• Given data:

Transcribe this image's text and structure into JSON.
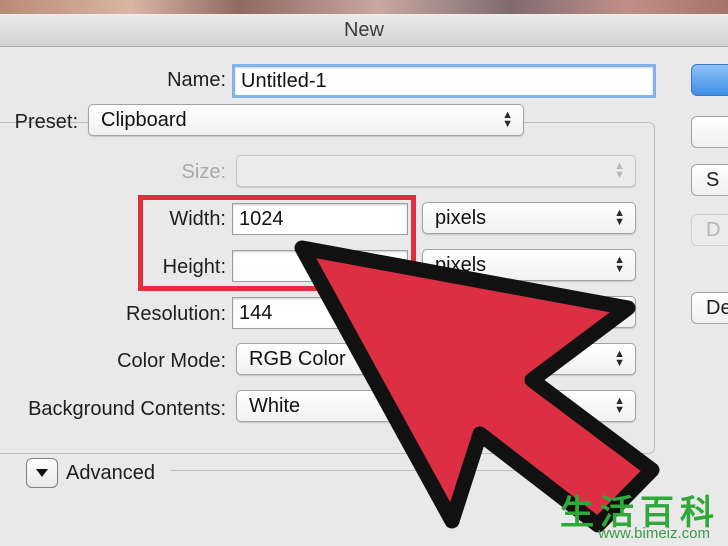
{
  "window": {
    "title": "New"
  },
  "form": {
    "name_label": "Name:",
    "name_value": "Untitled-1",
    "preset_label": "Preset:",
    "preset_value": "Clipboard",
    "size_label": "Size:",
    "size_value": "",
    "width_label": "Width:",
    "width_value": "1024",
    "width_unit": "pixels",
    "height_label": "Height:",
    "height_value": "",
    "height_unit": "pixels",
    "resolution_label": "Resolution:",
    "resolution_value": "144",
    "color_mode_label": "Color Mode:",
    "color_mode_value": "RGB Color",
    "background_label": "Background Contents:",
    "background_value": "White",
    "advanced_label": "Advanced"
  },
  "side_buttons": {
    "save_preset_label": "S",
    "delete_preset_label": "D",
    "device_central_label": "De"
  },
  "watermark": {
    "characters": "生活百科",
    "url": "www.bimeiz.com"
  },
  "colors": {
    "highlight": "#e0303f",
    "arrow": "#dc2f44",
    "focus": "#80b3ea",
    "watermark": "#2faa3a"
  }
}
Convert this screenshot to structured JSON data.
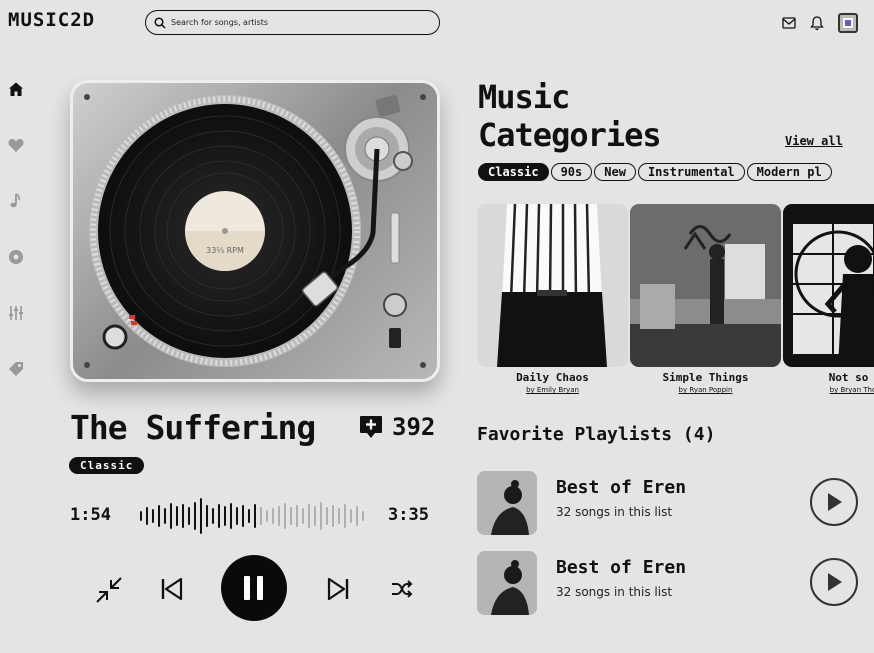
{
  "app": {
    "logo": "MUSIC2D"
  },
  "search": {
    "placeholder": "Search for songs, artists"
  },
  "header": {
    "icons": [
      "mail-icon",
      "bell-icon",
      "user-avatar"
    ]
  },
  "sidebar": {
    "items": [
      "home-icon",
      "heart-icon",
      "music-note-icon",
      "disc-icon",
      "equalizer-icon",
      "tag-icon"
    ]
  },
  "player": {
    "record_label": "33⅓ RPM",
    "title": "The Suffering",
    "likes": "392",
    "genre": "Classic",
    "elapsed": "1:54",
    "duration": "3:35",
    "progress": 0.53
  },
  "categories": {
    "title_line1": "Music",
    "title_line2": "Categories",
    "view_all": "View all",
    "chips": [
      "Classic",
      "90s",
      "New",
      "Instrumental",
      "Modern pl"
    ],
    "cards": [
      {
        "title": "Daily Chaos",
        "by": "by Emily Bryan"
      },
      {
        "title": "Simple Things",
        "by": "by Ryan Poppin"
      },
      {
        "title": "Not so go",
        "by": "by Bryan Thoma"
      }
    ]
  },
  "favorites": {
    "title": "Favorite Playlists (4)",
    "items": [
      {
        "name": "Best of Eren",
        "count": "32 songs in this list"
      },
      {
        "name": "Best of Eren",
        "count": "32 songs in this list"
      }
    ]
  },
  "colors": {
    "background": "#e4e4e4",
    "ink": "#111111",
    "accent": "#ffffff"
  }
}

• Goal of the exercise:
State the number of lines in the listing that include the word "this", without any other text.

• Output of the task:
4